• _Goal of the exercise_
Nothing in the entries may be dropped: restate them word for word.

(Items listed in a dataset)
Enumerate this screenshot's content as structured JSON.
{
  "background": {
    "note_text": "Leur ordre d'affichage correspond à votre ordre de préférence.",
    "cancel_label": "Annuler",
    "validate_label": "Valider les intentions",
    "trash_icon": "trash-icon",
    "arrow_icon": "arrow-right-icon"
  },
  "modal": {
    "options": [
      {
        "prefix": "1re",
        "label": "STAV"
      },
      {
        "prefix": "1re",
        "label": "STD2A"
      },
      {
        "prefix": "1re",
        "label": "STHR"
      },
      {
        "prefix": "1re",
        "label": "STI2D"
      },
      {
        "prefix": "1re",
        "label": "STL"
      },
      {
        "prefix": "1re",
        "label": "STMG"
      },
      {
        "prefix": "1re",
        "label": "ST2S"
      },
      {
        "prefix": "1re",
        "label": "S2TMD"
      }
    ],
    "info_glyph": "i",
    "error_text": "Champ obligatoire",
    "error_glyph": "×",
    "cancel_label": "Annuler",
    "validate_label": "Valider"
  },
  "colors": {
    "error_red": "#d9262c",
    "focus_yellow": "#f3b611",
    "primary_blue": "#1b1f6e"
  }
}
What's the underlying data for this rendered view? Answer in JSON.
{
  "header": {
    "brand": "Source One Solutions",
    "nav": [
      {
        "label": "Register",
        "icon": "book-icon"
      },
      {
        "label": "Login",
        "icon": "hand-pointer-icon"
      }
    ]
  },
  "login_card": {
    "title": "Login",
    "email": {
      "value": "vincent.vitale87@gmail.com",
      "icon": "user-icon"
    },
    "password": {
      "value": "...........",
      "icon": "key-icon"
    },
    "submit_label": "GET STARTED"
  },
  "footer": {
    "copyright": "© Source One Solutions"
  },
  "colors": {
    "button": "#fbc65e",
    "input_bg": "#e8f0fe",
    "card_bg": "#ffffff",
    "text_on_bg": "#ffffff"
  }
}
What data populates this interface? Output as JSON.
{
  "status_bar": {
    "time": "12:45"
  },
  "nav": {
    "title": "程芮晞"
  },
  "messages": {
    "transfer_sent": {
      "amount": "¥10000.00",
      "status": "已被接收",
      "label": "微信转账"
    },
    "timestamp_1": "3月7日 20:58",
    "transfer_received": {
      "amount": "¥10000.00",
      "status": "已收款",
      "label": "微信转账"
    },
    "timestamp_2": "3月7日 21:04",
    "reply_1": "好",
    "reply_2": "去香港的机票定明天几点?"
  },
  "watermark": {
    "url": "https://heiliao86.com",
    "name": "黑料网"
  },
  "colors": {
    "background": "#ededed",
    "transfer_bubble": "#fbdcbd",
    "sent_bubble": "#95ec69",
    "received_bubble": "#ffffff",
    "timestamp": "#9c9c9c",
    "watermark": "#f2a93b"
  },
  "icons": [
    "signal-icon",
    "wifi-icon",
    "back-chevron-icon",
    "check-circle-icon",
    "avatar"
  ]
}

• _Output of the task_
Enumerate this screenshot's content as structured JSON.
{
  "background": {
    "note_text": "Leur ordre d'affichage correspond à votre ordre de préférence.",
    "cancel_label": "Annuler",
    "validate_label": "Valider les intentions",
    "trash_icon": "trash-icon",
    "arrow_icon": "arrow-right-icon"
  },
  "modal": {
    "options": [
      {
        "prefix": "1re",
        "label": "STAV"
      },
      {
        "prefix": "1re",
        "label": "STD2A"
      },
      {
        "prefix": "1re",
        "label": "STHR"
      },
      {
        "prefix": "1re",
        "label": "STI2D"
      },
      {
        "prefix": "1re",
        "label": "STL"
      },
      {
        "prefix": "1re",
        "label": "STMG"
      },
      {
        "prefix": "1re",
        "label": "ST2S"
      },
      {
        "prefix": "1re",
        "label": "S2TMD"
      }
    ],
    "info_glyph": "i",
    "error_text": "Champ obligatoire",
    "error_glyph": "×",
    "cancel_label": "Annuler",
    "validate_label": "Valider"
  },
  "colors": {
    "error_red": "#d9262c",
    "focus_yellow": "#f3b611",
    "primary_blue": "#1b1f6e"
  }
}
What's the underlying data for this rendered view? Answer in JSON.
{
  "header": {
    "brand": "Source One Solutions",
    "nav": [
      {
        "label": "Register",
        "icon": "book-icon"
      },
      {
        "label": "Login",
        "icon": "hand-pointer-icon"
      }
    ]
  },
  "login_card": {
    "title": "Login",
    "email": {
      "value": "vincent.vitale87@gmail.com",
      "icon": "user-icon"
    },
    "password": {
      "value": "...........",
      "icon": "key-icon"
    },
    "submit_label": "GET STARTED"
  },
  "footer": {
    "copyright": "© Source One Solutions"
  },
  "colors": {
    "button": "#fbc65e",
    "input_bg": "#e8f0fe",
    "card_bg": "#ffffff",
    "text_on_bg": "#ffffff"
  }
}
What data populates this interface? Output as JSON.
{
  "status_bar": {
    "time": "12:45"
  },
  "nav": {
    "title": "程芮晞"
  },
  "messages": {
    "transfer_sent": {
      "amount": "¥10000.00",
      "status": "已被接收",
      "label": "微信转账"
    },
    "timestamp_1": "3月7日 20:58",
    "transfer_received": {
      "amount": "¥10000.00",
      "status": "已收款",
      "label": "微信转账"
    },
    "timestamp_2": "3月7日 21:04",
    "reply_1": "好",
    "reply_2": "去香港的机票定明天几点?"
  },
  "watermark": {
    "url": "https://heiliao86.com",
    "name": "黑料网"
  },
  "colors": {
    "background": "#ededed",
    "transfer_bubble": "#fbdcbd",
    "sent_bubble": "#95ec69",
    "received_bubble": "#ffffff",
    "timestamp": "#9c9c9c",
    "watermark": "#f2a93b"
  },
  "icons": [
    "signal-icon",
    "wifi-icon",
    "back-chevron-icon",
    "check-circle-icon",
    "avatar"
  ]
}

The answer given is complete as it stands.